October 5, 2006

The staff of the Committee on Open Government is authorized to issue advisory opinions. The ensuing staff advisory opinion is based solely upon the facts presented in your correspondence.


I have received your letter and the materials attached to it. You indicated that you represent the Carthage Industrial Development Corporation ("the Corporation") and that you were asked to request an advisory opinion concerning its status under the Open Meetings Law. The Corporation is a not-for-profit corporation created under §1411 of the Not-for-Profit Corporation Law, which pertains to "local development corporations." You referred to and enclosed a copy of the by-laws of the Corporation, which indicates in Article III, §1, that a majority of its members are either appointed by government agencies or are officials of government agencies.

In this regard, while I know of no judicial decision concerning the status of a local development corporation under the Open Meetings Law, the Court of Appeals has considered the matter under the Freedom of Information Law. The guidance offered in that decision is, in my view, most pertinent in consideration of the issues presented here.

The Freedom of Information Law pertains to agencies, and §86(3) of that statute defines the term "agency" to mean:

"any state or municipal department, board, bureau, division, commission, committee, public authority, public corporation, council, office of other governmental entity performing a governmental or proprietary function for the state or any one or more municipalities thereof, except the judiciary or the state legislature" [§86(3)].

Section 1411 of the Not-for-Profit Corporation Law describes the purpose of local development corporations and states in part that:

"it is hereby found, determined and declared that in carrying out said purposes and in exercising the powers conferred by paragraph (b) such corporations will be performing an essential governmental function."

Therefore, due to its status as a not-for-profit corporation, it is not clear in every instance that a local development corporation is a governmental entity; however, it is clear that such a corporation performs a governmental function.

Most relevant is a decision rendered by the Court of Appeals in which it was held that a particular not-for-profit local development corporation is an "agency" required to comply with the Freedom of Information Law [Buffalo News v. Buffalo Enterprise Development Corporation, 84 NY 2d 488 (1994)]. In so holding, the Court found that:

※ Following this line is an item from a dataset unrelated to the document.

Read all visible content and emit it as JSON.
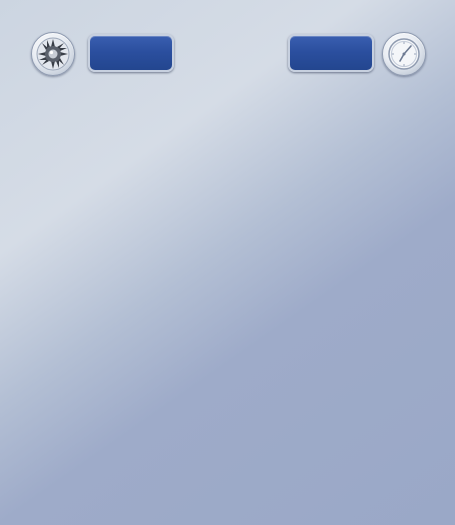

"The BEDC seeks to squeeze itself out of that broad multipurposed definition by relying principally on Federal precedents interpreting FOIL's counterpart, the Freedom of Information Act (5 U.S.C. §552). The BEDC principally pegs its argument for nondisclosure on the feature that an entity qualifies as an 'agency' only if there is substantial governmental control over its daily operations...The Buffalo News counters by arguing that the City of Buffalo is 'inextricably involved in the core planning and execution of the agency's [BEDC] program'; thus the BEDC is a 'governmental entity' performing a governmental function of the City of Buffalo, within the statutory definition.

"The BEDC's purpose is undeniably governmental. It was created exclusively by and for the City of Buffalo to attract investment and stimulate growth in Buffalo's downtown and neighborhoods. As a city development agency, it is required to publicly disclose its annual budget. The budget is subject to a public hearing and is submitted with its annual audited financial statements to the City of Buffalo for review. Moreover, the BEDC describes itself in its financial reports and public brochure as an 'agent' of the City of Buffalo. In sum, the constricted construction urged by appellant BEDC would contradict the expansive public policy dictates underpinning FOIL. Thus, we reject appellant's arguments" (id., 492-493).

Because at least seven of the nine members of the Corporation, who also serve as its board of directors, are appointed by or are government officials, it is clear that government agencies exercise substantial control over the Corporation. Because that is so, I believe that the Corporation would constitute an "agency" required to comply with the Freedom of Information Law.

If the Corporation is an agency that falls within the scope of the Freedom of Information Law, I believe that it and its board of directors would also constitute a "public body" for purposes of the Open Meetings Law. Section 102(2) defines that phrase to mean:

"...any entity for which a quorum is required in order to conduct public business and which consists of two or more members, performing a governmental function for the state or for an agency or department thereof, or for a public corporation as defined in section sixty-six of the general construction law, or committee or subcommittee or other similar body of such public body."

By breaking the definition into its components, I believe that each condition necessary to a finding that the board of the Corporation is a "public body" may be met. It is an entity for which a quorum is required pursuant to the provisions of the Not-for-Profit Corporation Law. It consists of more than two members. Further, based upon the language of §1411(a) of the Not-for-Profit Corporation Law, which was quoted in part earlier, and the degree of governmental control reflected in the Corporation’s membership, I believe that it conducts public business and performs a governmental function for several public corporations, including two villages, a town, a county, a public authority and industrial development agency.

I hope that I have been of assistance.


Robert J. Freeman
Executive Director